- Media Responsibility: Advocates are pushing for responsible portrayals of mental health in the media. Accurate depictions of mental illness can help normalize discussions and reduce stereotypes.
- Legislation and Policy Changes: Advocacy for anti-discrimination laws and policies that protect individuals with mental health conditions is essential. These measures can address employment discrimination, insurance disparities, and access to care.
- Access to Quality Care: Improving access to mental healthcare is a critical component of reducing stigma. This includes increasing the number of mental health professionals, reducing wait times, and enhancing the affordability of services.

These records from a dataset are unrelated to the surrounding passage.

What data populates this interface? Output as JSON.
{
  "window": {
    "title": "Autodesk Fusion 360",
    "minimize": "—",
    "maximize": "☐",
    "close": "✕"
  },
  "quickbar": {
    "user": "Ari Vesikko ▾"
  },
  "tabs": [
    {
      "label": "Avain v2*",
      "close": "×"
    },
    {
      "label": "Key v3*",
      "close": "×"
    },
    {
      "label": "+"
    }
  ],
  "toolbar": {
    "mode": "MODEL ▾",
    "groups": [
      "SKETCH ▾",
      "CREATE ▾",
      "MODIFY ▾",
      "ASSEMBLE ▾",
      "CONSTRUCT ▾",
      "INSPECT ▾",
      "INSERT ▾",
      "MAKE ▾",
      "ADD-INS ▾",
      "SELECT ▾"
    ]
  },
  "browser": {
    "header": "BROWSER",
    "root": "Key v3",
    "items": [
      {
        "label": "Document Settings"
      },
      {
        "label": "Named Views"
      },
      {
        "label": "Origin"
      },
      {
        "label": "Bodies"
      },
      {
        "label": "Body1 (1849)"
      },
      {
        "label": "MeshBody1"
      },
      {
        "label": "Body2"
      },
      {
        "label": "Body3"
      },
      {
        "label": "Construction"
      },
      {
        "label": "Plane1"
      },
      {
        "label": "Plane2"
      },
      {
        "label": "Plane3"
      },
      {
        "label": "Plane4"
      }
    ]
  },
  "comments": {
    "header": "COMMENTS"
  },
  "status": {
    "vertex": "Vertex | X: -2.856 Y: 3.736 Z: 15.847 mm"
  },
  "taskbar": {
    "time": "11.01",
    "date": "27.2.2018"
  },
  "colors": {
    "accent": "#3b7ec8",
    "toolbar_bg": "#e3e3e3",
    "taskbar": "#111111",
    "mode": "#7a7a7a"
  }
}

- Peer Support Programs: Peer support programs connect individuals who have experienced mental health issues with those who are currently struggling. This creates a network of understanding and empathy.
- Crisis Helplines: The establishment of crisis helplines and hotlines provides immediate assistance for those in distress. This can be a lifeline for individuals who may be hesitant to seek treatment.
The Power of Personal Stories
Personal stories of resilience and recovery play a significant role in reducing mental health stigma. When individuals share their experiences with mental health challenges, it helps to normalize these discussions and encourage others to seek help. These stories demonstrate that mental health issues are common and that recovery is possible with appropriate support and treatment.
Mental health stigma remains a formidable barrier to treatment for individuals facing mental health challenges. This stigma can lead to delays in seeking help, isolation, and negative self-perception, with far-reaching consequences for individuals and society. Understanding the origins of stigma and its consequences is the first step in combating it.
Efforts to break down these barriers to treatment are ongoing, with education, advocacy, and policy changes playing crucial roles. By promoting open dialogue, reducing discrimination, and improving access to quality care, we can create a more inclusive and supportive environment for those who are struggling with mental health issues. Ultimately, the power of personal stories and the willingness to listen and empathize can make a profound difference in reducing mental health stigma and ensuring that all individuals have access to the care they need and deserve.